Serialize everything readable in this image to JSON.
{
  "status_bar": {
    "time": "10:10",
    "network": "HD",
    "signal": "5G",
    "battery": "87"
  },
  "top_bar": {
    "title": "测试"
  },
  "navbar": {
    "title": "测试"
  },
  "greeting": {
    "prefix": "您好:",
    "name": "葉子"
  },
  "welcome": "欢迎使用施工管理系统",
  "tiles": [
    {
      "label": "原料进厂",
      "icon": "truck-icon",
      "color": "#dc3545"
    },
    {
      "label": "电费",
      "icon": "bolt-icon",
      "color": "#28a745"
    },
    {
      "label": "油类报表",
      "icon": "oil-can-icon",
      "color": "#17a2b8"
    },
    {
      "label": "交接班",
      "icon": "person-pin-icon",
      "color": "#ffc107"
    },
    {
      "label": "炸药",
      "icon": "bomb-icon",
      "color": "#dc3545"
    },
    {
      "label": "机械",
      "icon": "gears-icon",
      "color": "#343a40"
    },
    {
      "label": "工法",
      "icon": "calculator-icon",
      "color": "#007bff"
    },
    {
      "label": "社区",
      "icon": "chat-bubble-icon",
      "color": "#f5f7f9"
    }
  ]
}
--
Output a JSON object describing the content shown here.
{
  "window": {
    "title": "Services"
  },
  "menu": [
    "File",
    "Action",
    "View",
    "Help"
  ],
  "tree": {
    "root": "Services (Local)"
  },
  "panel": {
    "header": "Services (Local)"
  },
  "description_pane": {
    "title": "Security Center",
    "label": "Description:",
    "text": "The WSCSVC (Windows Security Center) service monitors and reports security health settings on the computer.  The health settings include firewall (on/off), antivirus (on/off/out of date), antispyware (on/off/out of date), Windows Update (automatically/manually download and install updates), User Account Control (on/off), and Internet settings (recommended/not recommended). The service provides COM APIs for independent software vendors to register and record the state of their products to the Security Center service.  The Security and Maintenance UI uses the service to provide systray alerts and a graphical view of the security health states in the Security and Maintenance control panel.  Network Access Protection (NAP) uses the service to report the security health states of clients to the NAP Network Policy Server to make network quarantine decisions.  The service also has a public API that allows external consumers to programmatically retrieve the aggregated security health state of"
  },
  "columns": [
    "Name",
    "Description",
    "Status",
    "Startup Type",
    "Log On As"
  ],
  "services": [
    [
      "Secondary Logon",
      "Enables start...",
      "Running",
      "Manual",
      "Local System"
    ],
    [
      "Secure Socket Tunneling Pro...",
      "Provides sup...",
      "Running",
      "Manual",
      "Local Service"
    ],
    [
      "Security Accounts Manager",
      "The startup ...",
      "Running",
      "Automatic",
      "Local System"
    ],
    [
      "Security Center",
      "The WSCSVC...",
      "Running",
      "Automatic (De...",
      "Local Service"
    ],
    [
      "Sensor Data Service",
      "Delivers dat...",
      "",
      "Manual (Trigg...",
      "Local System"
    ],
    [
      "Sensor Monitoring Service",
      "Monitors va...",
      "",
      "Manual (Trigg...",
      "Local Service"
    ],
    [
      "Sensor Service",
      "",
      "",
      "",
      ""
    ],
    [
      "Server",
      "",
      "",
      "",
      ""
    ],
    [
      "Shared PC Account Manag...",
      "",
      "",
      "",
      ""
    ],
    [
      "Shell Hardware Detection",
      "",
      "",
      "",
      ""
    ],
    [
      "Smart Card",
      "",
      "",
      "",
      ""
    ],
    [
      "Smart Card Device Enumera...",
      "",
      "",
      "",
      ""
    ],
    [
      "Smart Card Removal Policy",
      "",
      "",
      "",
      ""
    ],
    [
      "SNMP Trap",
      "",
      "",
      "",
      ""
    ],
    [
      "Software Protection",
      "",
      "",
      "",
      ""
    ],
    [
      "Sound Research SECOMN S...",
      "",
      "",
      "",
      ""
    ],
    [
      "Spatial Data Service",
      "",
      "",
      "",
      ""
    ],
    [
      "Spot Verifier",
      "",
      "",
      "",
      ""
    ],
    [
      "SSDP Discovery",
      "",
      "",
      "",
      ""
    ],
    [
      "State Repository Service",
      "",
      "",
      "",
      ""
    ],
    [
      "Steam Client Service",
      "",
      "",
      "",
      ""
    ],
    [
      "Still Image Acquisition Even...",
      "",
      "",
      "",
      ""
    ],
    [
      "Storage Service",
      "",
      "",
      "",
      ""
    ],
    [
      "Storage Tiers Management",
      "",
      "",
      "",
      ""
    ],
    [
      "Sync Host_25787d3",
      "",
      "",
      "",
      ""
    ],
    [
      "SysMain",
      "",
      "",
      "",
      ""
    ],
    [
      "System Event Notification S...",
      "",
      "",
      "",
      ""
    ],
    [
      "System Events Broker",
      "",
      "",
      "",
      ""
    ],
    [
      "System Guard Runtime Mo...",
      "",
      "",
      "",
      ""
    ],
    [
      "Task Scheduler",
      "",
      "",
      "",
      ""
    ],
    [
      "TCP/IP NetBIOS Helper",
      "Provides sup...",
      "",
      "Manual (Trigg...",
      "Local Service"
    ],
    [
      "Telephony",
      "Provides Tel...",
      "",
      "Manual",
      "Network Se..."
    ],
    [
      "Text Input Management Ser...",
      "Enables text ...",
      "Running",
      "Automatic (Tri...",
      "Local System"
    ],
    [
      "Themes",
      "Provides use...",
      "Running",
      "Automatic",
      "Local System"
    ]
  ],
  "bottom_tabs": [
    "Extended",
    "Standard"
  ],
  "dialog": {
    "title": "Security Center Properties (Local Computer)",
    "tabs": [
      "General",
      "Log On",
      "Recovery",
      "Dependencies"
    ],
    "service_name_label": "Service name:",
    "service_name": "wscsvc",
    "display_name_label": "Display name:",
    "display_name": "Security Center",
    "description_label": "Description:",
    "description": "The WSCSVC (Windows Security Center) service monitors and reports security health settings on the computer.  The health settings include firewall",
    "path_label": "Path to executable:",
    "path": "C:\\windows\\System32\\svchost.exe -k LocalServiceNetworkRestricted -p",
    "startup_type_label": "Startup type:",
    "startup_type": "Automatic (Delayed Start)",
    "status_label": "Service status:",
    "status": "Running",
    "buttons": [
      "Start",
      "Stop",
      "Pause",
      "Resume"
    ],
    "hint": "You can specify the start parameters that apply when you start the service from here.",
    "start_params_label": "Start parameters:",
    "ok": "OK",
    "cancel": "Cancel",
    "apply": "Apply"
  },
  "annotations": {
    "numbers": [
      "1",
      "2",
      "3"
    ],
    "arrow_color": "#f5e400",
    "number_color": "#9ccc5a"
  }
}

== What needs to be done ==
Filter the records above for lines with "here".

== Written reply ==
Output a JSON object describing the content shown here.
    "hint": "You can specify the start parameters that apply when you start the service from here.",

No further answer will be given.